Why Lease The Toyota Corolla Touring Sport?
It’s taken Toyota quite a long time to come up with a really desirable looking family hatch but the current generation Corolla gets as close to it as the Japanese brand has ever managed. This Touring Sports estate model sits on a slightly longer wheelbase than that hatch but shares all the same full-Hybrid self-charging electrified engineering. These days, Toyota has a couple of self-charging hybrid units available for its compact models, a 1.8-litre powertrain putting out 120bhp and a preferable 2.0-litre engine offering 178bhp. As usual with full-Hybrids from the brand, both powerplants are mated to a belt-driven CVT automatic transmission with six virtual speeds.
If you’re choosing this hybrid model in preference to a diesel, you’ll be amazed at the refinement and the smoothness of the power delivery. The 2.0-litre derivative is also reasonably rapid, getting to 62mph in around 8 seconds. You can even take on slightly rough tracks if you opt for the SUV style ‘TREK’ variant at the top of the range, which has a slightly higher ride height.
Inside up-front, the cabin is a lot smarter than that of the previous Auris Touring Sports model, with better quality materials and an 8-inch ‘Toyota Touch 2’ centre dash display complete with a reversing camera. There’s comfortable space for a couple of adults on the back seat and a reasonably-sized boot, which is 598-litres in the 1.8-litre variant or 581-litres with the 2.0-litre model. Fold the rear backrest and with both derivatives, you get 1,591-litres of space and 1,860mm of load space length.
WLTP running costs of course are exemplary: for the 1.8-litre model on 16-inch wheels, you’re looking at up to 62.8mpg on the combined cycle and a CO2 reading of up to 101g/km. For the 2.0-litre hybrid Touring Sports variant, the figure on the combined cycle is 57.6mpg with base spec.
There’s a choice of five spec levels for the Corolla Touring Sports – ‘Icon’, ‘Icon Tech’, ‘Design’, ‘Excel’ and ‘TREK’. All are pretty generously equipped.
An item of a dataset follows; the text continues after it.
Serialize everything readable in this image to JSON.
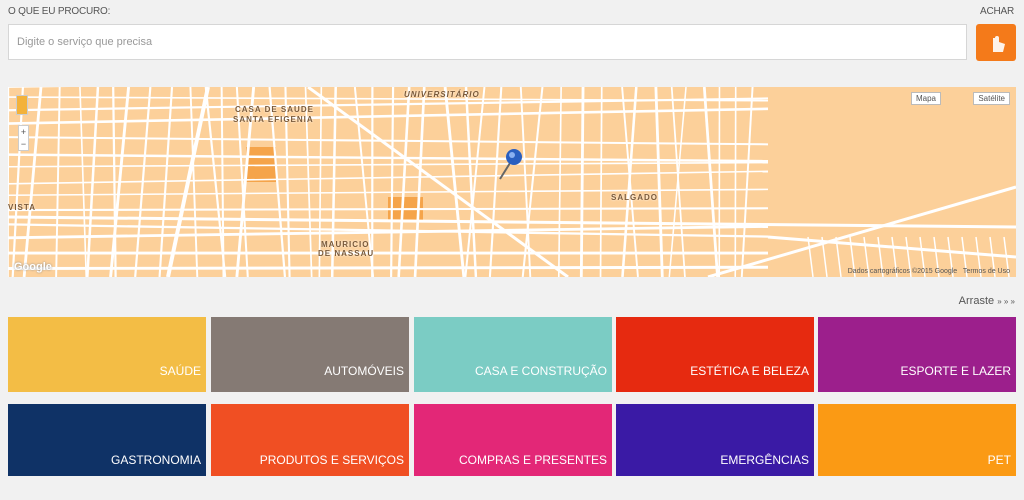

Even with the base ‘Icon’ derivative, you get automatic LED headlights, a reversing camera, 16-inch alloy wheels, heated front seats and dual zone air conditioning. Media tech is taken care of by an 8-inch centre dash ‘Toyota Touch 2’ screen which includes ‘Apple CarPlay’ and ‘Android Auto’ smartphone-mirroring. Camera safety is also a strong point thanks to the included package of ‘Toyota Safety Sense’ features. These include automatic high beam, autonomous braking, ‘Lane Tracing Assist’, adaptive cruise control and ‘Road Sign Assist’.
As mentioned earlier, the Corolla Touring Sports is the only self-charging full-Hybrid compact estate in the segment, but if you’re prepared to be flexible, there are various other options. Ford offers a mild hybrid version of its Focus Estate with a 1.0-litre EcoBoost engine mated to a very small lithium-ion battery which marginally improves fuel and CO2 figures – though not to the same extent as can be managed by this Toyota. And you’ll also find mild hybrid tech in models like the Hyundai i30 Tourer and the Kia Ceed Sportswagon.
The Corolla Touring Sports offers a unique package in its class. And makes it very difficult to justify choosing a diesel if you’re looking for a compact estate of this kind.